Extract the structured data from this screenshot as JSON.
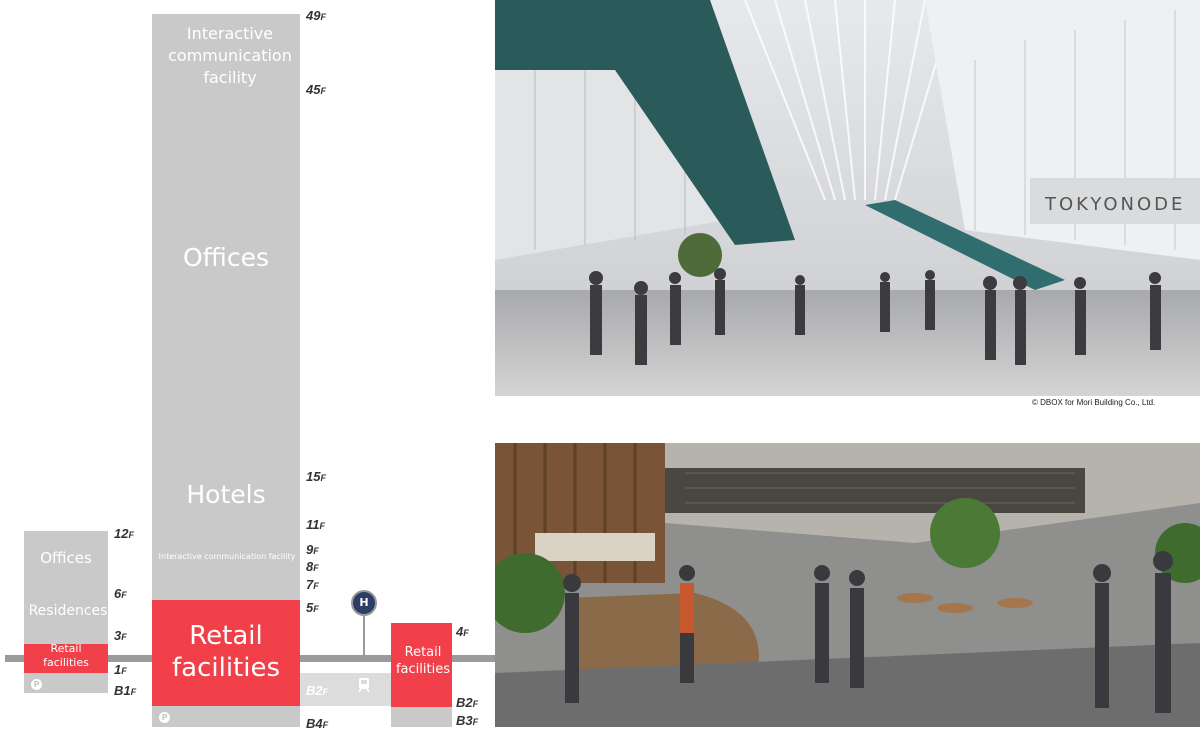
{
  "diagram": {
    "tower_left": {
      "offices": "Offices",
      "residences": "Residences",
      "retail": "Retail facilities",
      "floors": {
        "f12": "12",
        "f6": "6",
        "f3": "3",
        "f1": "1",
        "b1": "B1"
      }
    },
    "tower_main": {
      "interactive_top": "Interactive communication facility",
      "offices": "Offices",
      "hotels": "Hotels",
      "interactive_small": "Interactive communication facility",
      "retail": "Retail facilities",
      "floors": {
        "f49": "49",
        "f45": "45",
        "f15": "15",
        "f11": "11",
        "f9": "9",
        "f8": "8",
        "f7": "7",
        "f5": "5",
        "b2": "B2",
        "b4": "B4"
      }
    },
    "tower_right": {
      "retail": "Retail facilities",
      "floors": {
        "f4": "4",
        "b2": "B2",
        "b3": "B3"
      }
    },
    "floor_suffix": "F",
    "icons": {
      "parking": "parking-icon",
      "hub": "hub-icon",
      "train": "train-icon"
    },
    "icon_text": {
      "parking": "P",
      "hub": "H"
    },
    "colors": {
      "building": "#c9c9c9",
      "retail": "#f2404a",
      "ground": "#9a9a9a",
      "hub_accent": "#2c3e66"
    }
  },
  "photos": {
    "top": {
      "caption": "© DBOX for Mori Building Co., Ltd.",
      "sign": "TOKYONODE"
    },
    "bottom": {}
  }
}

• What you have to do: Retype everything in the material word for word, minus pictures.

• Task answer:
Extract the structured data from this screenshot as JSON.
{
  "diagram": {
    "tower_left": {
      "offices": "Offices",
      "residences": "Residences",
      "retail": "Retail facilities",
      "floors": {
        "f12": "12",
        "f6": "6",
        "f3": "3",
        "f1": "1",
        "b1": "B1"
      }
    },
    "tower_main": {
      "interactive_top": "Interactive communication facility",
      "offices": "Offices",
      "hotels": "Hotels",
      "interactive_small": "Interactive communication facility",
      "retail": "Retail facilities",
      "floors": {
        "f49": "49",
        "f45": "45",
        "f15": "15",
        "f11": "11",
        "f9": "9",
        "f8": "8",
        "f7": "7",
        "f5": "5",
        "b2": "B2",
        "b4": "B4"
      }
    },
    "tower_right": {
      "retail": "Retail facilities",
      "floors": {
        "f4": "4",
        "b2": "B2",
        "b3": "B3"
      }
    },
    "floor_suffix": "F",
    "icons": {
      "parking": "parking-icon",
      "hub": "hub-icon",
      "train": "train-icon"
    },
    "icon_text": {
      "parking": "P",
      "hub": "H"
    },
    "colors": {
      "building": "#c9c9c9",
      "retail": "#f2404a",
      "ground": "#9a9a9a",
      "hub_accent": "#2c3e66"
    }
  },
  "photos": {
    "top": {
      "caption": "© DBOX for Mori Building Co., Ltd.",
      "sign": "TOKYONODE"
    },
    "bottom": {}
  }
}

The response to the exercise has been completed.